Facebook live 18 live 13 min of live uploaded as video; 1.2K views
Ohio, USA 53
Missouri, USA 22
Maryland, USA 36
Maryland, USA 36
Illinois, USA 63



Technical Support and HSE Activities

The following technical support activities took place during Week 3.

Laboratory Port Call and Transit Activities

  • Processed cores and samples from Holes U1553C, U1553D, and U1553E.
  • Fabricated a decapping tool with the 3D printer for the powder sample cups used with the portable X-ray fluorescence spectrometer (pXRF). The tool allows the caps on the sample cups to be removed easily so they can be reused.

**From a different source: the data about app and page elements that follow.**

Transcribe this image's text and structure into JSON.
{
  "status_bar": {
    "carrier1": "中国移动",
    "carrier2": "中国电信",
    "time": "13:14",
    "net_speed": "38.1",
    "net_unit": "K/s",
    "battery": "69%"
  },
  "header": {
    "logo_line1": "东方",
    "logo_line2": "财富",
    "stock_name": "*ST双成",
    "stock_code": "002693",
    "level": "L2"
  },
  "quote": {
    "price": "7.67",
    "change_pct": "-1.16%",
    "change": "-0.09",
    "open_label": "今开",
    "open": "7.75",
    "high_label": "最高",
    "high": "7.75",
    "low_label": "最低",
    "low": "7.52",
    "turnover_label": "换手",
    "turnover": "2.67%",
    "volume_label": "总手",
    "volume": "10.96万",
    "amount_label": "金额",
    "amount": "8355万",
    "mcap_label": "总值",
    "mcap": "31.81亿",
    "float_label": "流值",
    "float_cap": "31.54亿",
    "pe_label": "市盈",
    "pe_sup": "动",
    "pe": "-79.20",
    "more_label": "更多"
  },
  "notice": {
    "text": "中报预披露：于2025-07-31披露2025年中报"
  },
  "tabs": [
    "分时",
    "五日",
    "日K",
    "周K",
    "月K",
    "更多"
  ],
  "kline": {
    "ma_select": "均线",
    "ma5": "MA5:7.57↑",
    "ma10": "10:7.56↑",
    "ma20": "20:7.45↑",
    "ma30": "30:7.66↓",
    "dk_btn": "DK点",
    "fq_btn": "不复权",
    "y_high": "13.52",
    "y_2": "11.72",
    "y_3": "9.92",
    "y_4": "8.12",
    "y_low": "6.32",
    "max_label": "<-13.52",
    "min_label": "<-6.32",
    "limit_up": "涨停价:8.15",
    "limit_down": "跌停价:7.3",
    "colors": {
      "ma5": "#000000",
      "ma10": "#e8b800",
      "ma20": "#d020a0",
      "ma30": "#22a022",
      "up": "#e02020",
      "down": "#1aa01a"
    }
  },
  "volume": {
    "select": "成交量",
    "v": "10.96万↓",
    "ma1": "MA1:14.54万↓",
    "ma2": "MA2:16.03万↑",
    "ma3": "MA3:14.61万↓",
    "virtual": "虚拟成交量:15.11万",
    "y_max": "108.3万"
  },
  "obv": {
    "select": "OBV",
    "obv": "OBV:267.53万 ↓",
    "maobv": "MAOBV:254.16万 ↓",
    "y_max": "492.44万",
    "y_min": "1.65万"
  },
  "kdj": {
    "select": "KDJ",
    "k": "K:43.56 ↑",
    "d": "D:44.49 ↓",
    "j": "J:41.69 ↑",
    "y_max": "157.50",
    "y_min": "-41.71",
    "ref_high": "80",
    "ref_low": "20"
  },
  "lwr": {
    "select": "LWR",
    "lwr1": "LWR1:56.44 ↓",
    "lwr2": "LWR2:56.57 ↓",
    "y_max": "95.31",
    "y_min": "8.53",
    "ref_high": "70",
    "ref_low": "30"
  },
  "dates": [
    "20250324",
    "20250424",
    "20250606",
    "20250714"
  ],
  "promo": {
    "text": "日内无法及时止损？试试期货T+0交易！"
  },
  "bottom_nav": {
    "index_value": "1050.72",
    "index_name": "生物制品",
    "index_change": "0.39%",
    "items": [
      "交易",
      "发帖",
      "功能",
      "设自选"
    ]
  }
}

Application Support Activities

  • Code changes complete for KappaBridge. User testing will begin during transit.
  • The Section Half Imaging Logger refused to connect to the database and was fixed.
  • Helped Publications Specialist with the creation of a core composite with more than 10 sections. A new image was created and uploaded manually while the issue was changed.
  • Helped DESC technician with a ValueListManager problem.
  • The Driller’s Sample Master module had an issue with a core that was entered and uploaded, but still showed a red row.
  • Lazer Katjie has a sort issue for where we have more than 10 core sections. Work continues on this issue.
  • LIMS2Excel (L2E) failed to execute when the first drilling sample length was not entered. Fixed L2E to display sample info as blank if it is missing.

IT Support Activities

  • Discovered through the Microsoft Windows Update Service that patches were not being dispersed.
  • Lost internet services on January 23 for ~30 min due to TAMU network issues.
  • iPrint web page was not listing available printers for installation. Matter resolved with assistance from vendor by correcting administrator credential issues.
  • Telemedicine connection issues resolved. Problem was with the hospital services contracted. They changed their video conferencing setup to something similar to a Zoom session. Ship must contact the hospital first by email or phone to initiate a telemedicine video session.

HSE Activities

  • Conducted abandon ship drill.
  • Safety shower and eye wash stations were tested.